##### Exercise data

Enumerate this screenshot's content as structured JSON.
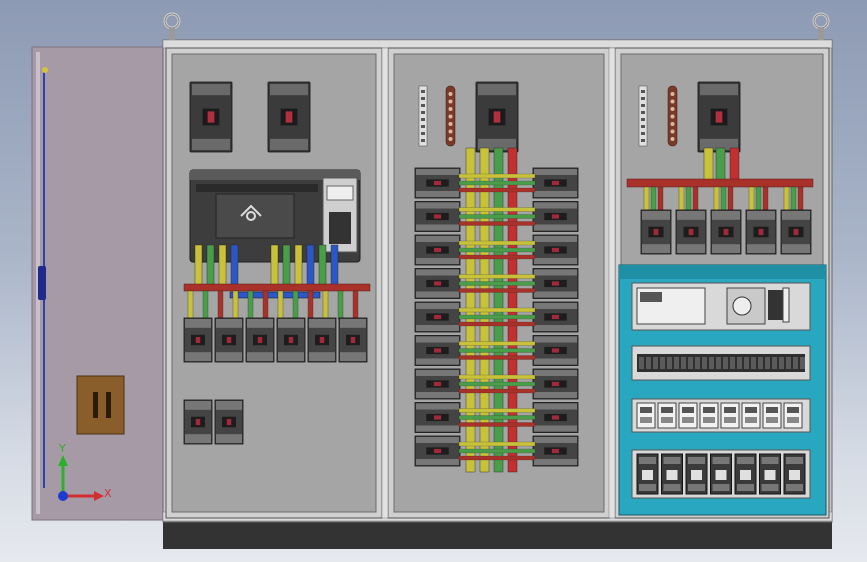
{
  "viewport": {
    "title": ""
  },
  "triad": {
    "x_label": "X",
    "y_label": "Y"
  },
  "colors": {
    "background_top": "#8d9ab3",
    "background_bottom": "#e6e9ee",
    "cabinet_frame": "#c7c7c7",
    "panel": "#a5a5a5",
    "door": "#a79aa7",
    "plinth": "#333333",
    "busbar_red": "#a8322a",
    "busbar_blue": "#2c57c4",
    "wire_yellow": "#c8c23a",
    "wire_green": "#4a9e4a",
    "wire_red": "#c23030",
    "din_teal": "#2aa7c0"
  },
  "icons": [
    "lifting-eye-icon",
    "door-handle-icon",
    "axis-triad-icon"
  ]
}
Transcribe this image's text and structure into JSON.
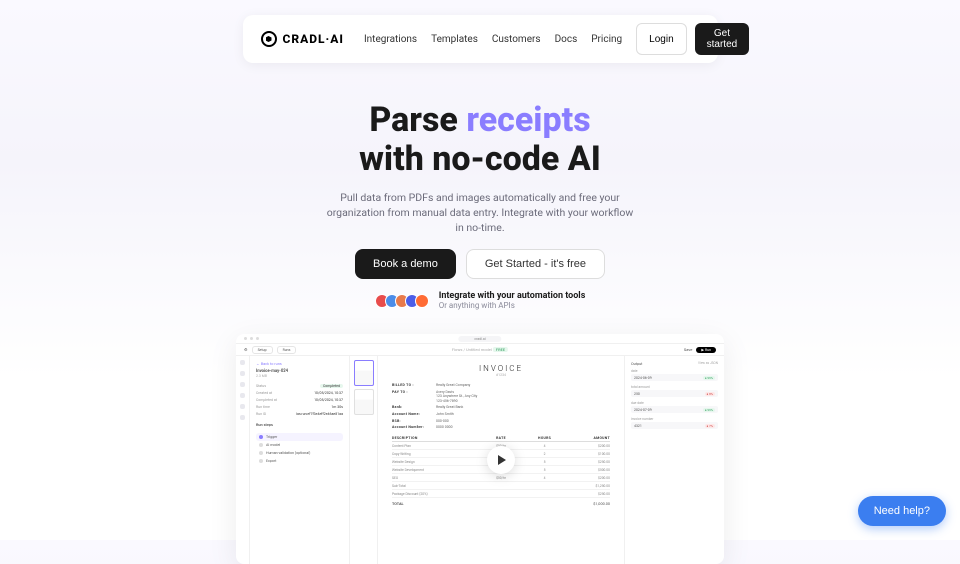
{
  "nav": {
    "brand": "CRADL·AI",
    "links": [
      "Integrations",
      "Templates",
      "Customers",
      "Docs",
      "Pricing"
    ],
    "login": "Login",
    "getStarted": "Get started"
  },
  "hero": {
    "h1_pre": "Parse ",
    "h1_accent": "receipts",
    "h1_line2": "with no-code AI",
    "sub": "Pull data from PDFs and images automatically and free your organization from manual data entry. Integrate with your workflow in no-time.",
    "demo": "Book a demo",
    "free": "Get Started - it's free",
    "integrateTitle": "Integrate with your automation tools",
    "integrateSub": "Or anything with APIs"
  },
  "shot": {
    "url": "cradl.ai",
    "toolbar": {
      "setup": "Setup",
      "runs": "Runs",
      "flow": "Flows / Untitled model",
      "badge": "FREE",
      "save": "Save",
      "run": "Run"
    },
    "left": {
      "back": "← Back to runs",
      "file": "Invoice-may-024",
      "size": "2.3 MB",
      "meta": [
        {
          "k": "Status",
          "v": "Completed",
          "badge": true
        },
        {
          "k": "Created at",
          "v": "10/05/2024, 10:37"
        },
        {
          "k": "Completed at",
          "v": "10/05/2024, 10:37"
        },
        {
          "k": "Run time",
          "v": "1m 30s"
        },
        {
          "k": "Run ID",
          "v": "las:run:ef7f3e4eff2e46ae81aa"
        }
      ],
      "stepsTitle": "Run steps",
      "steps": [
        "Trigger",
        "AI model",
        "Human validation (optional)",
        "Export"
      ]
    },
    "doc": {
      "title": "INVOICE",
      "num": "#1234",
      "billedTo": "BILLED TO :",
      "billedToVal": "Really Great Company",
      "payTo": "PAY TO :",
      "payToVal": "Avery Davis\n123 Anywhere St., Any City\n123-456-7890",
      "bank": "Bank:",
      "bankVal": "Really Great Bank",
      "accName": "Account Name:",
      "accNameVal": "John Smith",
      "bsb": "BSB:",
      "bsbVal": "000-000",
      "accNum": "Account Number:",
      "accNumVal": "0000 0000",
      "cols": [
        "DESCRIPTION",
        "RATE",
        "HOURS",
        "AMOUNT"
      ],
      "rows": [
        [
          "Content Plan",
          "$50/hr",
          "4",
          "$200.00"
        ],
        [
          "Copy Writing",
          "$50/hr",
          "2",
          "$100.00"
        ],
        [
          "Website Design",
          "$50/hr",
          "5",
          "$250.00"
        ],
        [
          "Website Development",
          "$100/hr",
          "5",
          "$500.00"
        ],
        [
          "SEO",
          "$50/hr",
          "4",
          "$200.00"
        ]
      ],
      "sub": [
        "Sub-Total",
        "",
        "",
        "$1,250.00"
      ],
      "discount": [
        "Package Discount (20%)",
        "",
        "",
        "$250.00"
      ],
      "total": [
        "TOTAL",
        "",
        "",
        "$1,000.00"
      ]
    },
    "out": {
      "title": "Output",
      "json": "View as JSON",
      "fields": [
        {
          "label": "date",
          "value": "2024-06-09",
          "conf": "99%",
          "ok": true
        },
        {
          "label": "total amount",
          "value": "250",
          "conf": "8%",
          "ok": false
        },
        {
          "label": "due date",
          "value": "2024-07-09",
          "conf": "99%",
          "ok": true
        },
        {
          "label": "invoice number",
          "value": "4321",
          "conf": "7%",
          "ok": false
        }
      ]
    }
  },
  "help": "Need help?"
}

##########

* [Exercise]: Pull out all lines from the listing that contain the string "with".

* [Answer for this exercise]:
    "h1_line2": "with no-code AI",
    "sub": "Pull data from PDFs and images automatically and free your organization from manual data entry. Integrate with your workflow in no-time.",
    "integrateTitle": "Integrate with your automation tools",
    "integrateSub": "Or anything with APIs"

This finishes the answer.